**WORK REQUEST**
Give every line below again, exactly as it appears.

[[ SUPPLIED RECORDS, beginning ]]

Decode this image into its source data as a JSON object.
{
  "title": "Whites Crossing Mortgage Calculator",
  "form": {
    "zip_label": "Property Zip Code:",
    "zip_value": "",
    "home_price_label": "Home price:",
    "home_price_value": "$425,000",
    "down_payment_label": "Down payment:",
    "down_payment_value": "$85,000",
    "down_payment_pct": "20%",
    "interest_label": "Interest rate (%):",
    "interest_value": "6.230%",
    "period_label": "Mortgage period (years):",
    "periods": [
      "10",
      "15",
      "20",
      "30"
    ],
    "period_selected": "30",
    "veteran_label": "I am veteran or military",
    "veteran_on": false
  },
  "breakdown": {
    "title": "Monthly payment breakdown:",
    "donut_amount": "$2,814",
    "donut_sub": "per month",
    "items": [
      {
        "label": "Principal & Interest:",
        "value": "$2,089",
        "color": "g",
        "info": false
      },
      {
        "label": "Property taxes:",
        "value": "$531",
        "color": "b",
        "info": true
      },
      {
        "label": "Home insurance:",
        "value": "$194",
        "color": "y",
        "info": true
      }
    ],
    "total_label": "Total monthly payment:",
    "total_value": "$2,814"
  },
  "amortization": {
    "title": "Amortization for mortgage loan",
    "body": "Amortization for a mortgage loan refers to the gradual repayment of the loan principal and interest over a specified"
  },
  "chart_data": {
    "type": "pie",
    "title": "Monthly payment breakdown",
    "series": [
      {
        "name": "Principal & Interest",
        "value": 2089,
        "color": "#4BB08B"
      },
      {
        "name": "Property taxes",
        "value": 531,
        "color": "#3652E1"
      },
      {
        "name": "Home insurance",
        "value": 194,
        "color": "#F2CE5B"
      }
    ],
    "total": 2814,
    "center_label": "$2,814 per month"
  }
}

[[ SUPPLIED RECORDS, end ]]

**THE ANSWER**
Decode this image into its source data as a JSON object.
{
  "title": "Whites Crossing Mortgage Calculator",
  "form": {
    "zip_label": "Property Zip Code:",
    "zip_value": "",
    "home_price_label": "Home price:",
    "home_price_value": "$425,000",
    "down_payment_label": "Down payment:",
    "down_payment_value": "$85,000",
    "down_payment_pct": "20%",
    "interest_label": "Interest rate (%):",
    "interest_value": "6.230%",
    "period_label": "Mortgage period (years):",
    "periods": [
      "10",
      "15",
      "20",
      "30"
    ],
    "period_selected": "30",
    "veteran_label": "I am veteran or military",
    "veteran_on": false
  },
  "breakdown": {
    "title": "Monthly payment breakdown:",
    "donut_amount": "$2,814",
    "donut_sub": "per month",
    "items": [
      {
        "label": "Principal & Interest:",
        "value": "$2,089",
        "color": "g",
        "info": false
      },
      {
        "label": "Property taxes:",
        "value": "$531",
        "color": "b",
        "info": true
      },
      {
        "label": "Home insurance:",
        "value": "$194",
        "color": "y",
        "info": true
      }
    ],
    "total_label": "Total monthly payment:",
    "total_value": "$2,814"
  },
  "amortization": {
    "title": "Amortization for mortgage loan",
    "body": "Amortization for a mortgage loan refers to the gradual repayment of the loan principal and interest over a specified"
  },
  "chart_data": {
    "type": "pie",
    "title": "Monthly payment breakdown",
    "series": [
      {
        "name": "Principal & Interest",
        "value": 2089,
        "color": "#4BB08B"
      },
      {
        "name": "Property taxes",
        "value": 531,
        "color": "#3652E1"
      },
      {
        "name": "Home insurance",
        "value": 194,
        "color": "#F2CE5B"
      }
    ],
    "total": 2814,
    "center_label": "$2,814 per month"
  }
}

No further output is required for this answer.